---------- RECORDS SUPPLIED ----------

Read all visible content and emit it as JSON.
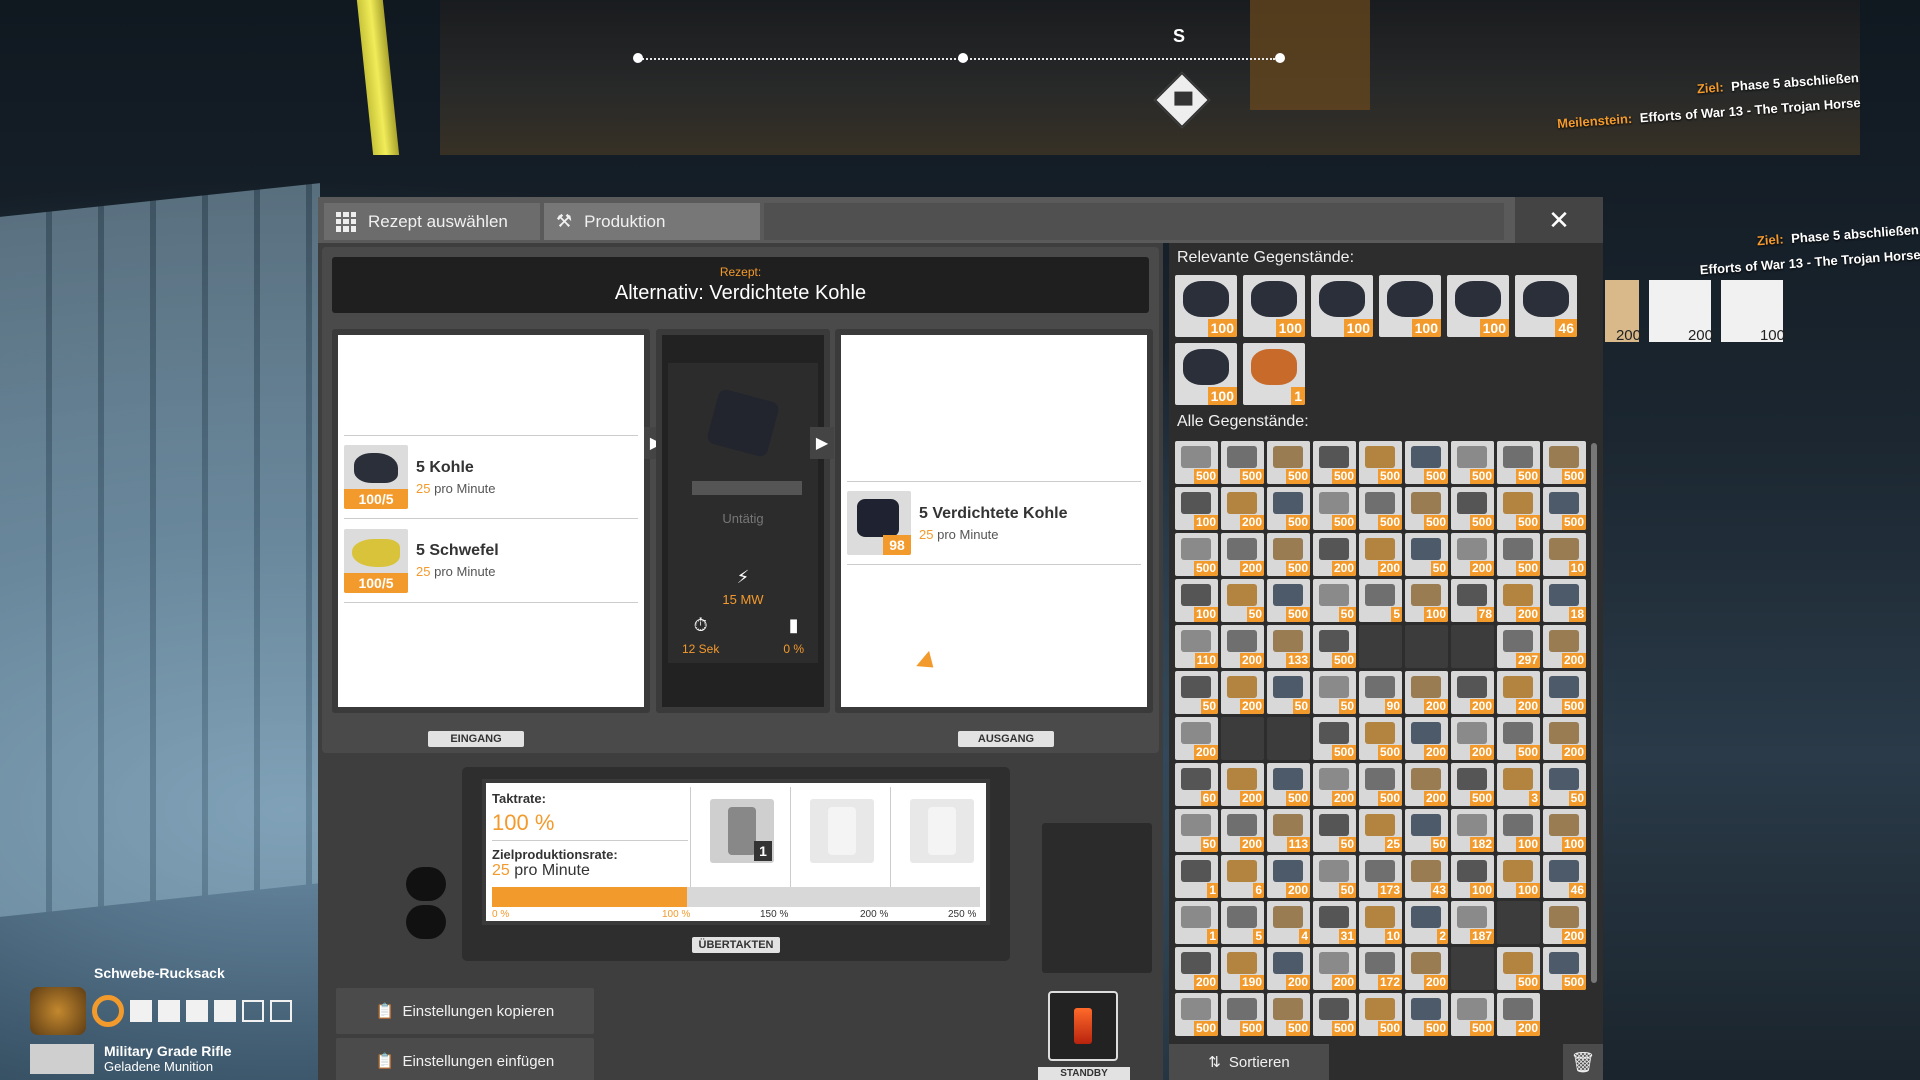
{
  "tabs": [
    {
      "label": "Rezept auswählen",
      "icon": "grid-icon"
    },
    {
      "label": "Produktion",
      "icon": "hammer-icon"
    }
  ],
  "compass": {
    "direction": "S"
  },
  "objectives": {
    "goal_key": "Ziel:",
    "goal_value": "Phase 5 abschließen",
    "milestone_key": "Meilenstein:",
    "milestone_value": "Efforts of War 13 - The Trojan Horse",
    "thumbs": [
      "",
      "200",
      "200",
      "100"
    ]
  },
  "recipe": {
    "label": "Rezept:",
    "name": "Alternativ: Verdichtete Kohle"
  },
  "inputs": [
    {
      "name": "5 Kohle",
      "rate_num": "25",
      "rate_unit": "pro Minute",
      "qty": "100/5",
      "color": "#2b2f3a"
    },
    {
      "name": "5 Schwefel",
      "rate_num": "25",
      "rate_unit": "pro Minute",
      "qty": "100/5",
      "color": "#d8c33a"
    }
  ],
  "output": {
    "name": "5 Verdichtete Kohle",
    "rate_num": "25",
    "rate_unit": "pro Minute",
    "qty": "98",
    "color": "#1f2230"
  },
  "machine": {
    "status": "Untätig",
    "power": "15 MW",
    "cycle": "12 Sek",
    "efficiency": "0 %"
  },
  "labels": {
    "input": "EINGANG",
    "output": "AUSGANG",
    "overclock": "ÜBERTAKTEN",
    "standby": "STANDBY"
  },
  "overclock": {
    "clock_label": "Taktrate:",
    "clock_value": "100 %",
    "target_label": "Zielproduktionsrate:",
    "target_num": "25",
    "target_unit": "pro Minute",
    "shard_count": "1",
    "fill_fraction": 0.4,
    "ticks": [
      "0 %",
      "100 %",
      "150 %",
      "200 %",
      "250 %"
    ]
  },
  "buttons": {
    "copy": "Einstellungen kopieren",
    "paste": "Einstellungen einfügen",
    "sort": "Sortieren"
  },
  "inventory": {
    "relevant_title": "Relevante Gegenstände:",
    "all_title": "Alle Gegenstände:",
    "relevant": [
      {
        "count": "100",
        "color": "#2b2f3a"
      },
      {
        "count": "100",
        "color": "#2b2f3a"
      },
      {
        "count": "100",
        "color": "#2b2f3a"
      },
      {
        "count": "100",
        "color": "#2b2f3a"
      },
      {
        "count": "100",
        "color": "#2b2f3a"
      },
      {
        "count": "46",
        "color": "#2b2f3a"
      },
      {
        "count": "100",
        "color": "#2b2f3a"
      },
      {
        "count": "1",
        "color": "#c86a2a"
      }
    ],
    "all": [
      "500",
      "500",
      "500",
      "500",
      "500",
      "500",
      "500",
      "500",
      "500",
      "100",
      "200",
      "500",
      "500",
      "500",
      "500",
      "500",
      "500",
      "500",
      "500",
      "200",
      "500",
      "200",
      "200",
      "50",
      "200",
      "500",
      "10",
      "100",
      "50",
      "500",
      "50",
      "5",
      "100",
      "78",
      "200",
      "18",
      "110",
      "200",
      "133",
      "500",
      "",
      "",
      "",
      "297",
      "200",
      "50",
      "200",
      "50",
      "50",
      "90",
      "200",
      "200",
      "200",
      "500",
      "200",
      "",
      "",
      "500",
      "500",
      "200",
      "200",
      "500",
      "200",
      "60",
      "200",
      "500",
      "200",
      "500",
      "200",
      "500",
      "3",
      "50",
      "50",
      "200",
      "113",
      "50",
      "25",
      "50",
      "182",
      "100",
      "100",
      "1",
      "6",
      "200",
      "50",
      "173",
      "43",
      "100",
      "100",
      "46",
      "1",
      "5",
      "4",
      "31",
      "10",
      "2",
      "187",
      "",
      "200",
      "200",
      "190",
      "200",
      "200",
      "172",
      "200",
      "",
      "500",
      "500",
      "500",
      "500",
      "500",
      "500",
      "500",
      "500",
      "500",
      "200"
    ]
  },
  "hud": {
    "jetpack": "Schwebe-Rucksack",
    "weapon": "Military Grade Rifle",
    "ammo": "Geladene Munition"
  }
}
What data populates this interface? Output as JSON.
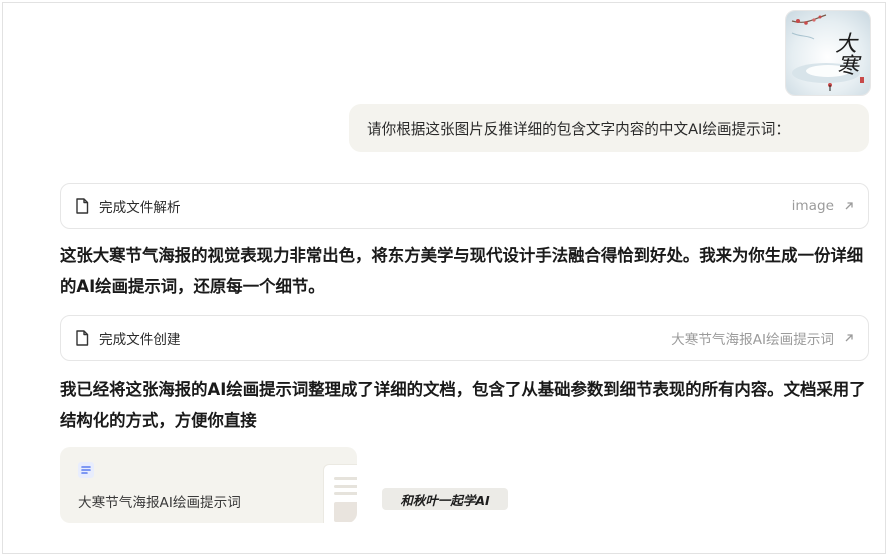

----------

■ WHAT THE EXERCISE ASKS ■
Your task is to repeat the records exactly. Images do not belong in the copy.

■ RESPONSE TO THIS EXERCISE ■
Read all visible content and emit it as JSON.
{
  "tabs": [
    {
      "label": "Rezept auswählen",
      "icon": "grid-icon"
    },
    {
      "label": "Produktion",
      "icon": "hammer-icon"
    }
  ],
  "compass": {
    "direction": "S"
  },
  "objectives": {
    "goal_key": "Ziel:",
    "goal_value": "Phase 5 abschließen",
    "milestone_key": "Meilenstein:",
    "milestone_value": "Efforts of War 13 - The Trojan Horse",
    "thumbs": [
      "",
      "200",
      "200",
      "100"
    ]
  },
  "recipe": {
    "label": "Rezept:",
    "name": "Alternativ: Verdichtete Kohle"
  },
  "inputs": [
    {
      "name": "5 Kohle",
      "rate_num": "25",
      "rate_unit": "pro Minute",
      "qty": "100/5",
      "color": "#2b2f3a"
    },
    {
      "name": "5 Schwefel",
      "rate_num": "25",
      "rate_unit": "pro Minute",
      "qty": "100/5",
      "color": "#d8c33a"
    }
  ],
  "output": {
    "name": "5 Verdichtete Kohle",
    "rate_num": "25",
    "rate_unit": "pro Minute",
    "qty": "98",
    "color": "#1f2230"
  },
  "machine": {
    "status": "Untätig",
    "power": "15 MW",
    "cycle": "12 Sek",
    "efficiency": "0 %"
  },
  "labels": {
    "input": "EINGANG",
    "output": "AUSGANG",
    "overclock": "ÜBERTAKTEN",
    "standby": "STANDBY"
  },
  "overclock": {
    "clock_label": "Taktrate:",
    "clock_value": "100 %",
    "target_label": "Zielproduktionsrate:",
    "target_num": "25",
    "target_unit": "pro Minute",
    "shard_count": "1",
    "fill_fraction": 0.4,
    "ticks": [
      "0 %",
      "100 %",
      "150 %",
      "200 %",
      "250 %"
    ]
  },
  "buttons": {
    "copy": "Einstellungen kopieren",
    "paste": "Einstellungen einfügen",
    "sort": "Sortieren"
  },
  "inventory": {
    "relevant_title": "Relevante Gegenstände:",
    "all_title": "Alle Gegenstände:",
    "relevant": [
      {
        "count": "100",
        "color": "#2b2f3a"
      },
      {
        "count": "100",
        "color": "#2b2f3a"
      },
      {
        "count": "100",
        "color": "#2b2f3a"
      },
      {
        "count": "100",
        "color": "#2b2f3a"
      },
      {
        "count": "100",
        "color": "#2b2f3a"
      },
      {
        "count": "46",
        "color": "#2b2f3a"
      },
      {
        "count": "100",
        "color": "#2b2f3a"
      },
      {
        "count": "1",
        "color": "#c86a2a"
      }
    ],
    "all": [
      "500",
      "500",
      "500",
      "500",
      "500",
      "500",
      "500",
      "500",
      "500",
      "100",
      "200",
      "500",
      "500",
      "500",
      "500",
      "500",
      "500",
      "500",
      "500",
      "200",
      "500",
      "200",
      "200",
      "50",
      "200",
      "500",
      "10",
      "100",
      "50",
      "500",
      "50",
      "5",
      "100",
      "78",
      "200",
      "18",
      "110",
      "200",
      "133",
      "500",
      "",
      "",
      "",
      "297",
      "200",
      "50",
      "200",
      "50",
      "50",
      "90",
      "200",
      "200",
      "200",
      "500",
      "200",
      "",
      "",
      "500",
      "500",
      "200",
      "200",
      "500",
      "200",
      "60",
      "200",
      "500",
      "200",
      "500",
      "200",
      "500",
      "3",
      "50",
      "50",
      "200",
      "113",
      "50",
      "25",
      "50",
      "182",
      "100",
      "100",
      "1",
      "6",
      "200",
      "50",
      "173",
      "43",
      "100",
      "100",
      "46",
      "1",
      "5",
      "4",
      "31",
      "10",
      "2",
      "187",
      "",
      "200",
      "200",
      "190",
      "200",
      "200",
      "172",
      "200",
      "",
      "500",
      "500",
      "500",
      "500",
      "500",
      "500",
      "500",
      "500",
      "500",
      "200"
    ]
  },
  "hud": {
    "jetpack": "Schwebe-Rucksack",
    "weapon": "Military Grade Rifle",
    "ammo": "Geladene Munition"
  }
}
What data populates this interface? Output as JSON.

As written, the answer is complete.